The Democratic Progressive Party (DPP) does not have to change its China policy and accept the so-called “1992 consensus” following its loss in last week’s presidential election, an Australian political analyst familiar with Taiwanese politics said.
“The DPP does need to re--examine its China policy, but it does not have to change its fundamental position that Taiwan is a sovereign and independent country,” Bruce Jacobs, a professor at Monash University of Australia, said in an interview with the Taipei Times on Wednesday.
While many have argued that the DPP has to review its position on the “1992 consensus” and its “Taiwan independence clause” following the defeat, Jacobs, who has been observing Taiwanese politics since the 1970s, did not agree.
The “constitutional one China” initiative advocated by former premier Frank Hsieh (謝長廷) is “vague,” he said.
The “1992 consensus,” invented by former Mainland Affairs Council chairman Su Chi (蘇起) in 2000, was not mentioned until former Chinese Nationalist Party (KMT) chairman Lien Chan (連戰) brought it up during the legislative elections in 2001 and put it in the bilateral agreement between the KMT and the Chinese Communist Party (CCP) in 2005.
Beijing has always maintained that the “one China” principle is a precondition of the consensus, Jacobs said.
“However, former presidents Lee Teng-hui (李登輝) and Chen Shui-bian (陳水扁) were able to advance bilateral exchange without the consensus,” he said.
The professor, who was the first foreign academic to observe vote-buying in Taiwan in his doctoral thesis in the 1970s, cited the example of relations between Australia and New Zealand and said that two countries can enjoy extensive economic ties without political integration.
Turning to the presidential election last week, Jacobs said that DPP Chairperson Tsai Ing-wen (蔡英文) may have suffered from mismanagement of her campaign personnel and relations with party factions.
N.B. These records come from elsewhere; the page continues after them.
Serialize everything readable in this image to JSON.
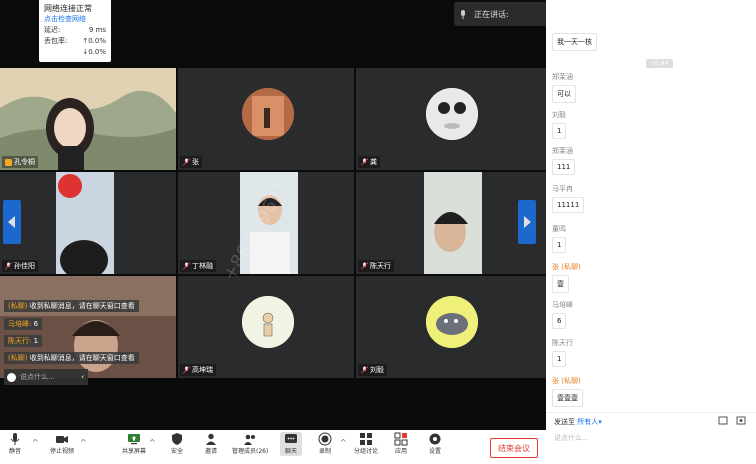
{
  "network": {
    "title": "网络连接正常",
    "link": "点击检查网络",
    "latency_label": "延迟:",
    "latency_value": "9 ms",
    "loss_label": "丢包率:",
    "loss_up": "↑0.0%",
    "loss_down": "↓0.0%"
  },
  "speaking": {
    "label": "正在讲话:"
  },
  "tiles": [
    {
      "name": "孔令桐"
    },
    {
      "name": "张"
    },
    {
      "name": "龚"
    },
    {
      "name": "孙佳阳"
    },
    {
      "name": "丁林融"
    },
    {
      "name": "陈天行"
    },
    {
      "name": "高坤瑞"
    },
    {
      "name": "高坤瑞"
    },
    {
      "name": "刘毅"
    }
  ],
  "watermark": "+86 139615",
  "chat_overlay": [
    {
      "name": "(私聊)",
      "text": "收到私聊消息，请在聊天窗口查看"
    },
    {
      "name": "马培峰:",
      "text": "6"
    },
    {
      "name": "陈天行:",
      "text": "1"
    },
    {
      "name": "(私聊)",
      "text": "收到私聊消息，请在聊天窗口查看"
    }
  ],
  "chat_input_placeholder": "说点什么...",
  "toolbar": {
    "mute": "静音",
    "video": "停止视频",
    "share": "共享屏幕",
    "security": "安全",
    "invite": "邀请",
    "members": "管理成员(26)",
    "chat": "聊天",
    "record": "录制",
    "breakout": "分组讨论",
    "apps": "应用",
    "settings": "设置",
    "end": "结束会议"
  },
  "chat_panel": {
    "messages": [
      {
        "name": "",
        "text": "我一天一核",
        "private": false
      },
      {
        "name": "郑茉涵",
        "text": "可以",
        "private": false
      },
      {
        "name": "刘毅",
        "text": "1",
        "private": false
      },
      {
        "name": "郑茉涵",
        "text": "111",
        "private": false
      },
      {
        "name": "马平冉",
        "text": "11111",
        "private": false
      },
      {
        "name": "董鸣",
        "text": "1",
        "private": false
      },
      {
        "name": "张 (私聊)",
        "text": "壹",
        "private": true
      },
      {
        "name": "马培峰",
        "text": "6",
        "private": false
      },
      {
        "name": "陈天行",
        "text": "1",
        "private": false
      },
      {
        "name": "张 (私聊)",
        "text": "壹壹壹",
        "private": true
      }
    ],
    "timestamp": "16:44",
    "send_to_label": "发送至",
    "send_to_value": "所有人▾",
    "input_placeholder": "说点什么..."
  }
}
Without giving names, he said Tsai’s small decision-making circle had been monopolized by three female aides, who turned down interview requests from the Washington Post and the Financial Times because the journalists were deemed “unfriendly.”
The New Frontier Foundation, the DPP’s think tank, also declined to collaborate with other think tanks, such as the Taiwan Brain Trust, which is sponsored by Taiwanese independence advocate Koo Kwang-ming (辜寬敏), citing competition, Jacobs said.
“Tsai is an extraordinary person who has made great contributions to the DPP, but it’s essential for her to listen to different voices,” Jacobs said, adding that her campaign “had put too many outstanding persons on the sidelines.”
It also appeared that Tsai’s relationship with various factions worsened as the campaign progressed, he said.
Factionalism within the DPP has always been a major issue, but it is manageable, he said.
There are factions in various parties in Australia, but they are able to collaborate by putting the interests of the country and the party above those of their factions.
Having observed the elections for 30 days, Jacobs said that compared with the development of Taiwan’s democracy, the judicial system and the media in Taiwan “have a long way to go and have to catch up.”
Judicial inaction and a lack of media impartiality are both concerns, he said.
Taiwan may not be a -superpower, but it ranks among the -“second-tier” countries, such as Italy and France, in terms of population and economic size, he said, adding that the international community often ignores this fact.